■ **TASK**:
Word for word, print the entries that follow.

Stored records
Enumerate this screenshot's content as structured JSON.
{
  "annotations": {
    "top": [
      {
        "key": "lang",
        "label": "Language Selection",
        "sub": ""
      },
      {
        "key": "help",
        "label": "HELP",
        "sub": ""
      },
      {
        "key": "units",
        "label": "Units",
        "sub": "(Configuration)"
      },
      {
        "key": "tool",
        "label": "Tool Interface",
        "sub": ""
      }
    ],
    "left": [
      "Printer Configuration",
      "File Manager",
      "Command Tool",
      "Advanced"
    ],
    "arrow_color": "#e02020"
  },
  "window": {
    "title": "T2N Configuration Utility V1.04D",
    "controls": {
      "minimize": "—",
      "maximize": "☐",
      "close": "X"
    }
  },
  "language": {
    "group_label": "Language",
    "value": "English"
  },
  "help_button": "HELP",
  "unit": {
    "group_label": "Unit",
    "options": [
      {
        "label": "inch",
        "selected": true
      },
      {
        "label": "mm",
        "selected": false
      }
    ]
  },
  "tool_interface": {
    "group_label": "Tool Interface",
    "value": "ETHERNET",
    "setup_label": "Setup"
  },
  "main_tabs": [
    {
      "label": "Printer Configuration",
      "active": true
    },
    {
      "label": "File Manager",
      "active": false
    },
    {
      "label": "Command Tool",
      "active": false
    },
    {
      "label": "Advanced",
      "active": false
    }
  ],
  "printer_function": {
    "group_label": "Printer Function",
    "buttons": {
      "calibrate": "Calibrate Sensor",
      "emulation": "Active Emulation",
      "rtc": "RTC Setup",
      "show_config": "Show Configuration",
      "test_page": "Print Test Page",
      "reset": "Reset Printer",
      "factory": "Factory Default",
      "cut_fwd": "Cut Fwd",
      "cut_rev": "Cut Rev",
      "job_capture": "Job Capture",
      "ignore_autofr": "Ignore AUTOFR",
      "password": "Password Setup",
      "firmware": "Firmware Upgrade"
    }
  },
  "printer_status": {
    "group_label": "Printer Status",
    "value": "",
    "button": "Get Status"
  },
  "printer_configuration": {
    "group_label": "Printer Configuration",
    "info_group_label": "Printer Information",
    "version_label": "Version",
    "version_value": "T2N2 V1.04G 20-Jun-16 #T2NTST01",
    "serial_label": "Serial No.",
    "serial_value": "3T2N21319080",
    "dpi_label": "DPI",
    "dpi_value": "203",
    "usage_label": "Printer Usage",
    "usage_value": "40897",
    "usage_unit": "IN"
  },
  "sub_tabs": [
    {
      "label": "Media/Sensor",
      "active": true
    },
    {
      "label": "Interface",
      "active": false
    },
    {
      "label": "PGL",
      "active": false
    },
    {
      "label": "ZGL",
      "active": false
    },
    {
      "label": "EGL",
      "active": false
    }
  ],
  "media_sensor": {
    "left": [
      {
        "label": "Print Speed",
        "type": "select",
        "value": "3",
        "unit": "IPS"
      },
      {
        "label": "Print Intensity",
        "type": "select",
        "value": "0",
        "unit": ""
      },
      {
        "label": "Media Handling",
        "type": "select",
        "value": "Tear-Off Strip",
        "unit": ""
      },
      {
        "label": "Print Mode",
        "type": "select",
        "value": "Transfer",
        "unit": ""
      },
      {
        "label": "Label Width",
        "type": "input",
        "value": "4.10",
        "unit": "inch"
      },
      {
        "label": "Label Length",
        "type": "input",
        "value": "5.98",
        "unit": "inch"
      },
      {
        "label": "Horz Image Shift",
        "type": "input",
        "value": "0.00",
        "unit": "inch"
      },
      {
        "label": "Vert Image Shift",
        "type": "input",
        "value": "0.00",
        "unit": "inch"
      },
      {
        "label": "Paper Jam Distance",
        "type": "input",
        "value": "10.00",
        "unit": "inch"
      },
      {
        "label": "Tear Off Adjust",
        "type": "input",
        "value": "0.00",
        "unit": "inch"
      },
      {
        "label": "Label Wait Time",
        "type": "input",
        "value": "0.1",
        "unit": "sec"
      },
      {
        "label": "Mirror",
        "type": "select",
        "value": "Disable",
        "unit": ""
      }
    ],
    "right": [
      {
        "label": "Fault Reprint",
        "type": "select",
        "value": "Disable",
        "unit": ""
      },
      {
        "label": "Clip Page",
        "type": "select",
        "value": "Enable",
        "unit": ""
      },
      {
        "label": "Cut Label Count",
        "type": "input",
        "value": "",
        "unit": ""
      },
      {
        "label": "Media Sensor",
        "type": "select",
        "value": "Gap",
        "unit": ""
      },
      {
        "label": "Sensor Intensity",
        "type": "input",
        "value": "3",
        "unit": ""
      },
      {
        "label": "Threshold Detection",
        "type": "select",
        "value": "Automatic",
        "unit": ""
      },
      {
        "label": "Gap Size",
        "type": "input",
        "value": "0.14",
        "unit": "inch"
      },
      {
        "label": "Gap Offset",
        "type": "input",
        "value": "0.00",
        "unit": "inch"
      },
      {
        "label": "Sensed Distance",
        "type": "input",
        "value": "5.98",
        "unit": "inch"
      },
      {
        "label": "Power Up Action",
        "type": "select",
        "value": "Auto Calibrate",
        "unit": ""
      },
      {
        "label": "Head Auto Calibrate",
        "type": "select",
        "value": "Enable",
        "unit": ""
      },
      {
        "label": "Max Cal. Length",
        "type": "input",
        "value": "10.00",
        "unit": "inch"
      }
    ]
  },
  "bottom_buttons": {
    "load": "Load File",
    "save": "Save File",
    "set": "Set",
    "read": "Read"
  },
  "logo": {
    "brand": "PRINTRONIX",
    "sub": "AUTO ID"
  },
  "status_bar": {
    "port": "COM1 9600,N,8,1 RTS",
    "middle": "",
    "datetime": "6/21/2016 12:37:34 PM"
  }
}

■ **ANSWER BELOW**:
Enumerate this screenshot's content as structured JSON.
{
  "annotations": {
    "top": [
      {
        "key": "lang",
        "label": "Language Selection",
        "sub": ""
      },
      {
        "key": "help",
        "label": "HELP",
        "sub": ""
      },
      {
        "key": "units",
        "label": "Units",
        "sub": "(Configuration)"
      },
      {
        "key": "tool",
        "label": "Tool Interface",
        "sub": ""
      }
    ],
    "left": [
      "Printer Configuration",
      "File Manager",
      "Command Tool",
      "Advanced"
    ],
    "arrow_color": "#e02020"
  },
  "window": {
    "title": "T2N Configuration Utility V1.04D",
    "controls": {
      "minimize": "—",
      "maximize": "☐",
      "close": "X"
    }
  },
  "language": {
    "group_label": "Language",
    "value": "English"
  },
  "help_button": "HELP",
  "unit": {
    "group_label": "Unit",
    "options": [
      {
        "label": "inch",
        "selected": true
      },
      {
        "label": "mm",
        "selected": false
      }
    ]
  },
  "tool_interface": {
    "group_label": "Tool Interface",
    "value": "ETHERNET",
    "setup_label": "Setup"
  },
  "main_tabs": [
    {
      "label": "Printer Configuration",
      "active": true
    },
    {
      "label": "File Manager",
      "active": false
    },
    {
      "label": "Command Tool",
      "active": false
    },
    {
      "label": "Advanced",
      "active": false
    }
  ],
  "printer_function": {
    "group_label": "Printer Function",
    "buttons": {
      "calibrate": "Calibrate Sensor",
      "emulation": "Active Emulation",
      "rtc": "RTC Setup",
      "show_config": "Show Configuration",
      "test_page": "Print Test Page",
      "reset": "Reset Printer",
      "factory": "Factory Default",
      "cut_fwd": "Cut Fwd",
      "cut_rev": "Cut Rev",
      "job_capture": "Job Capture",
      "ignore_autofr": "Ignore AUTOFR",
      "password": "Password Setup",
      "firmware": "Firmware Upgrade"
    }
  },
  "printer_status": {
    "group_label": "Printer Status",
    "value": "",
    "button": "Get Status"
  },
  "printer_configuration": {
    "group_label": "Printer Configuration",
    "info_group_label": "Printer Information",
    "version_label": "Version",
    "version_value": "T2N2 V1.04G 20-Jun-16 #T2NTST01",
    "serial_label": "Serial No.",
    "serial_value": "3T2N21319080",
    "dpi_label": "DPI",
    "dpi_value": "203",
    "usage_label": "Printer Usage",
    "usage_value": "40897",
    "usage_unit": "IN"
  },
  "sub_tabs": [
    {
      "label": "Media/Sensor",
      "active": true
    },
    {
      "label": "Interface",
      "active": false
    },
    {
      "label": "PGL",
      "active": false
    },
    {
      "label": "ZGL",
      "active": false
    },
    {
      "label": "EGL",
      "active": false
    }
  ],
  "media_sensor": {
    "left": [
      {
        "label": "Print Speed",
        "type": "select",
        "value": "3",
        "unit": "IPS"
      },
      {
        "label": "Print Intensity",
        "type": "select",
        "value": "0",
        "unit": ""
      },
      {
        "label": "Media Handling",
        "type": "select",
        "value": "Tear-Off Strip",
        "unit": ""
      },
      {
        "label": "Print Mode",
        "type": "select",
        "value": "Transfer",
        "unit": ""
      },
      {
        "label": "Label Width",
        "type": "input",
        "value": "4.10",
        "unit": "inch"
      },
      {
        "label": "Label Length",
        "type": "input",
        "value": "5.98",
        "unit": "inch"
      },
      {
        "label": "Horz Image Shift",
        "type": "input",
        "value": "0.00",
        "unit": "inch"
      },
      {
        "label": "Vert Image Shift",
        "type": "input",
        "value": "0.00",
        "unit": "inch"
      },
      {
        "label": "Paper Jam Distance",
        "type": "input",
        "value": "10.00",
        "unit": "inch"
      },
      {
        "label": "Tear Off Adjust",
        "type": "input",
        "value": "0.00",
        "unit": "inch"
      },
      {
        "label": "Label Wait Time",
        "type": "input",
        "value": "0.1",
        "unit": "sec"
      },
      {
        "label": "Mirror",
        "type": "select",
        "value": "Disable",
        "unit": ""
      }
    ],
    "right": [
      {
        "label": "Fault Reprint",
        "type": "select",
        "value": "Disable",
        "unit": ""
      },
      {
        "label": "Clip Page",
        "type": "select",
        "value": "Enable",
        "unit": ""
      },
      {
        "label": "Cut Label Count",
        "type": "input",
        "value": "",
        "unit": ""
      },
      {
        "label": "Media Sensor",
        "type": "select",
        "value": "Gap",
        "unit": ""
      },
      {
        "label": "Sensor Intensity",
        "type": "input",
        "value": "3",
        "unit": ""
      },
      {
        "label": "Threshold Detection",
        "type": "select",
        "value": "Automatic",
        "unit": ""
      },
      {
        "label": "Gap Size",
        "type": "input",
        "value": "0.14",
        "unit": "inch"
      },
      {
        "label": "Gap Offset",
        "type": "input",
        "value": "0.00",
        "unit": "inch"
      },
      {
        "label": "Sensed Distance",
        "type": "input",
        "value": "5.98",
        "unit": "inch"
      },
      {
        "label": "Power Up Action",
        "type": "select",
        "value": "Auto Calibrate",
        "unit": ""
      },
      {
        "label": "Head Auto Calibrate",
        "type": "select",
        "value": "Enable",
        "unit": ""
      },
      {
        "label": "Max Cal. Length",
        "type": "input",
        "value": "10.00",
        "unit": "inch"
      }
    ]
  },
  "bottom_buttons": {
    "load": "Load File",
    "save": "Save File",
    "set": "Set",
    "read": "Read"
  },
  "logo": {
    "brand": "PRINTRONIX",
    "sub": "AUTO ID"
  },
  "status_bar": {
    "port": "COM1 9600,N,8,1 RTS",
    "middle": "",
    "datetime": "6/21/2016 12:37:34 PM"
  }
}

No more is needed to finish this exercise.